Facsimile of communication notice distributed in October 1890. The misspelling of the word “Yrok” appeared on the original. It should be “York.”
Example of a paper label (top) used by the A. A. & T. Co. and a paper label used on some axes sold by the W. Bingham Co. strongly suggesting that at one time W. Bingham obtained axes from the A. A. & T. Co. or one of its constituent companies. The W. Bingham Co. was a wholesaler.
Representation of an etching commonly used on Hubbard & Blake Mfg. Co. axes, possibly later distributed by the A. A. & T. Co.
Facsimiles of paper labels used on some axes made and distributed under the Hubbard & Co. name. The Lippincott & Co. name was a carryover from when Hubbard & Co. took control of Lippincott & Co.
Facsimiles of paper labels used on some distributed after 190 by the A. A. & T. Co.
Facsimiles of paper labels used on some axes made and distributed by the A. A. & T. Co. after 1890.
The Red Warrior label was used by William Mann while a number of other Mann companies used variations, some of which were very similar.
The Red Mann Axe label was used prior to the Red Mann Brand being adopted by the A. A. & T. Co.
14 Original Companies (see chart below)
Example of stamped markings (above and left) used by the A. A. & T. Co. along with a paper label used on some axes and hatchets.
The Johnsonville Axe Mfg. Co. used the name HURD on many axes they made and distributed. The A. A. & T. Co. continued the label use for a time.
Underhill Edge Tool Co. label adapted from early labels comprised primarily of center design.  
Both Robert Mann Jr. & Co. and Thomas R. Mann & Co. continued to use labels associated with their father after he had given them their own factories. The A. A. & T. Co. continued to use label adaptations from both.

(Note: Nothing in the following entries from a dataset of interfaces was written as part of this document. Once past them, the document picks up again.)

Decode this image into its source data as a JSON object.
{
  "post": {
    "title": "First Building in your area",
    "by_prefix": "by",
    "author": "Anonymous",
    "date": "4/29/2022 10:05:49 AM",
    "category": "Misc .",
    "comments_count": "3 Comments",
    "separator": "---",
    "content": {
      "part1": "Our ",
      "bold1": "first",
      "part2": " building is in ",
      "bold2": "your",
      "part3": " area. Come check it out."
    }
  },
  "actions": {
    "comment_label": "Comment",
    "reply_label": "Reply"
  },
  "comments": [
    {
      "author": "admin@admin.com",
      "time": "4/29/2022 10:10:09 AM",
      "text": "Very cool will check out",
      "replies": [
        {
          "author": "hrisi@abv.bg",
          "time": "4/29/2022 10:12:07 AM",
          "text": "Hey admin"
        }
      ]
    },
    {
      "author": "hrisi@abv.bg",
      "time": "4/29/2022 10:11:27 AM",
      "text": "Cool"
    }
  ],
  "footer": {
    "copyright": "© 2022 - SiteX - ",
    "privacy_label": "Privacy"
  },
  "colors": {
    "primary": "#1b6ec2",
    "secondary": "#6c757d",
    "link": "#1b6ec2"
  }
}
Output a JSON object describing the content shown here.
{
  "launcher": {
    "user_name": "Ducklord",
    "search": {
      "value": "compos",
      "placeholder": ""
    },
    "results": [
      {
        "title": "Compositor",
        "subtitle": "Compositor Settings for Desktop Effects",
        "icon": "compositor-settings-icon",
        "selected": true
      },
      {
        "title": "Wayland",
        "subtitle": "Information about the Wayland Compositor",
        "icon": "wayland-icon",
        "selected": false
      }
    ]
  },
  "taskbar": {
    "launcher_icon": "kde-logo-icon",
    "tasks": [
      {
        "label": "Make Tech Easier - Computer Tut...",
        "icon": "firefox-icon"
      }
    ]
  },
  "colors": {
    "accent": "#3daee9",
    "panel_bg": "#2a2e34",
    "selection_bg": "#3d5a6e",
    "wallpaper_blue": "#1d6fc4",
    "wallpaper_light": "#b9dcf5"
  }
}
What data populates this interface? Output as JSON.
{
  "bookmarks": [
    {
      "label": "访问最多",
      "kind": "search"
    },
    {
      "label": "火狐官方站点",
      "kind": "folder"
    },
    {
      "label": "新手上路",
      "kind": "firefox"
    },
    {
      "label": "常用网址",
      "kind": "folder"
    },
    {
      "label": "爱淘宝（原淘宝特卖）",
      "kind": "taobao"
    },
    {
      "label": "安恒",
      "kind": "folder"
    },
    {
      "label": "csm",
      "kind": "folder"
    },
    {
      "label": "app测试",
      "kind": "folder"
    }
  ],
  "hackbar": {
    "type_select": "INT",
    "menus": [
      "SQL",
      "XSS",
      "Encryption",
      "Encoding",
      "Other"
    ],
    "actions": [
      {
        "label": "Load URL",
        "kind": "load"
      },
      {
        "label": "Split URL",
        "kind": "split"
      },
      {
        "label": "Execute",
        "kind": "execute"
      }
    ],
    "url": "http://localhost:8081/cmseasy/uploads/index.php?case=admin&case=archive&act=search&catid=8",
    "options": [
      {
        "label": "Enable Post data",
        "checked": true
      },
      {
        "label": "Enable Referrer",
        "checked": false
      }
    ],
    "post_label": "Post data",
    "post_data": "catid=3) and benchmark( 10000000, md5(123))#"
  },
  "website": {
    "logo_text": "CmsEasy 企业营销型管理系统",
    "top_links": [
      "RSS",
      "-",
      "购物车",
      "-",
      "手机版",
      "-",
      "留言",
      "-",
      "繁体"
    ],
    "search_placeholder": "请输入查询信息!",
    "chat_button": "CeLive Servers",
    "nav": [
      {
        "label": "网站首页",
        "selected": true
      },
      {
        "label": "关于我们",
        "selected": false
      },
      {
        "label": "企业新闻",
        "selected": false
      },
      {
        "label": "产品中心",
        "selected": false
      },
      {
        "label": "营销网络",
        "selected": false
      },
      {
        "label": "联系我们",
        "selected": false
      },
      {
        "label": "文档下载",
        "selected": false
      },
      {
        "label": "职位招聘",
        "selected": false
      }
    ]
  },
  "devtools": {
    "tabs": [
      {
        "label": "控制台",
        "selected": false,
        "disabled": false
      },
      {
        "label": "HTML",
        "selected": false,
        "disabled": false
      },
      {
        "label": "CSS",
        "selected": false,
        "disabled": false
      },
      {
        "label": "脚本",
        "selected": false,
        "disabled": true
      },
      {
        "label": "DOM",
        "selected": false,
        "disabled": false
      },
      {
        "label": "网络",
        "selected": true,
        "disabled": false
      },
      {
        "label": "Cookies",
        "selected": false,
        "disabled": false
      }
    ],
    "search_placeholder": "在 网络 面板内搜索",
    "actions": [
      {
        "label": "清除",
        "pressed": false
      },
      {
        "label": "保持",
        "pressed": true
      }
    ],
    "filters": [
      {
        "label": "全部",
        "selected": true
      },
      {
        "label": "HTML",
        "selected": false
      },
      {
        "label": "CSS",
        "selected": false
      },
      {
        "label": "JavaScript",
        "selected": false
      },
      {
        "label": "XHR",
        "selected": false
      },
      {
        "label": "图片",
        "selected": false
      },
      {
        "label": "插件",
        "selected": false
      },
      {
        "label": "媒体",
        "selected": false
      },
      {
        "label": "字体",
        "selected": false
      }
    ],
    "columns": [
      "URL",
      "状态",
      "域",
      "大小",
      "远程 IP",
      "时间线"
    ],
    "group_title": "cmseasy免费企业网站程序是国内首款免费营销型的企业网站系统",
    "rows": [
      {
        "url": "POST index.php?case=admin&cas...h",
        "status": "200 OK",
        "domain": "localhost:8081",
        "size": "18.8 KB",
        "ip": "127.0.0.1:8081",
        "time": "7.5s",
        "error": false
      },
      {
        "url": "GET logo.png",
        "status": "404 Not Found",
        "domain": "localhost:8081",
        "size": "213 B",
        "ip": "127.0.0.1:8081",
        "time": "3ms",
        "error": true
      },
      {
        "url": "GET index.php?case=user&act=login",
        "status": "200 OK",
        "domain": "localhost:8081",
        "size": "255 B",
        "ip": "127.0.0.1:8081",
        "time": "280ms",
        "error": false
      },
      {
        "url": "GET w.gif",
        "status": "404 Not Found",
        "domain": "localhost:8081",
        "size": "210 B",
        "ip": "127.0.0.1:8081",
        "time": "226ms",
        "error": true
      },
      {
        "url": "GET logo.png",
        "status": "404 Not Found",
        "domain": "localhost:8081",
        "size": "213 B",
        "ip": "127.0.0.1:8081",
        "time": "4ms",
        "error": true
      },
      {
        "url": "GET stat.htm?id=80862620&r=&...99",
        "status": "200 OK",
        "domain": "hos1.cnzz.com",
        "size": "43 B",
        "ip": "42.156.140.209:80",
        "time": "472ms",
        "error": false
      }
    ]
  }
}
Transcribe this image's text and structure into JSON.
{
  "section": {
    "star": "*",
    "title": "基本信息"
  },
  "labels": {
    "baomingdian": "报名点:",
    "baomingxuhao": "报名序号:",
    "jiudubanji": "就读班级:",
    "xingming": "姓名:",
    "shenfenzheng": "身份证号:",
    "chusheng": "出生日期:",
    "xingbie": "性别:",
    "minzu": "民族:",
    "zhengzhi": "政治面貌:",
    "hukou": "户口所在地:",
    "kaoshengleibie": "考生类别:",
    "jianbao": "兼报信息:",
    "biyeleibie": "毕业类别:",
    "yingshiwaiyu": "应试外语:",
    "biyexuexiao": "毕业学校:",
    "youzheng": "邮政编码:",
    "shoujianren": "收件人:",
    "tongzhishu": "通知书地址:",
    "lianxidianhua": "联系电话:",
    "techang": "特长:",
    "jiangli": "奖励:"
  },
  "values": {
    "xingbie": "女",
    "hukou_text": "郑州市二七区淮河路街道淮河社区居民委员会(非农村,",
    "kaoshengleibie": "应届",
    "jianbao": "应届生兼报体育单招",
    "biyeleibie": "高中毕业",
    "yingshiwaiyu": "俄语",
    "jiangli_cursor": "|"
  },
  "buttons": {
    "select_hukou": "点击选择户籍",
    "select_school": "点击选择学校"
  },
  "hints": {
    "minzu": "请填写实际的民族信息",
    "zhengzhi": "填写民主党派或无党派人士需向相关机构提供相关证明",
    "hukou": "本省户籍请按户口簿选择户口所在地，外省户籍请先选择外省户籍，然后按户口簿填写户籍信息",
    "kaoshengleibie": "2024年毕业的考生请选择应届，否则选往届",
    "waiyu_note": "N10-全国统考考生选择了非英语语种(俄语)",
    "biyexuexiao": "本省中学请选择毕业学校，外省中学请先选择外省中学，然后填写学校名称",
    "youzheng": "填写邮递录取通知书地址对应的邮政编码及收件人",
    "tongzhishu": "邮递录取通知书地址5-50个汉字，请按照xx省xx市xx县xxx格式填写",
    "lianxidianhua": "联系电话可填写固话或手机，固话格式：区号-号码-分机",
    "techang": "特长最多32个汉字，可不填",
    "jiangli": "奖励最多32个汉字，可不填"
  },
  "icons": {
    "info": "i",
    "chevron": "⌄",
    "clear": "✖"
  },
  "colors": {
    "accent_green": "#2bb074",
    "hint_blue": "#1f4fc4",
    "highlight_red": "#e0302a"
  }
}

The Jamestown Axe Co. was the more common name used for C. L. Jeffords & Co.
Knickabacher & Co. used I. Blood’s name on many of their labels. A. A. & T. Co. continued that policy.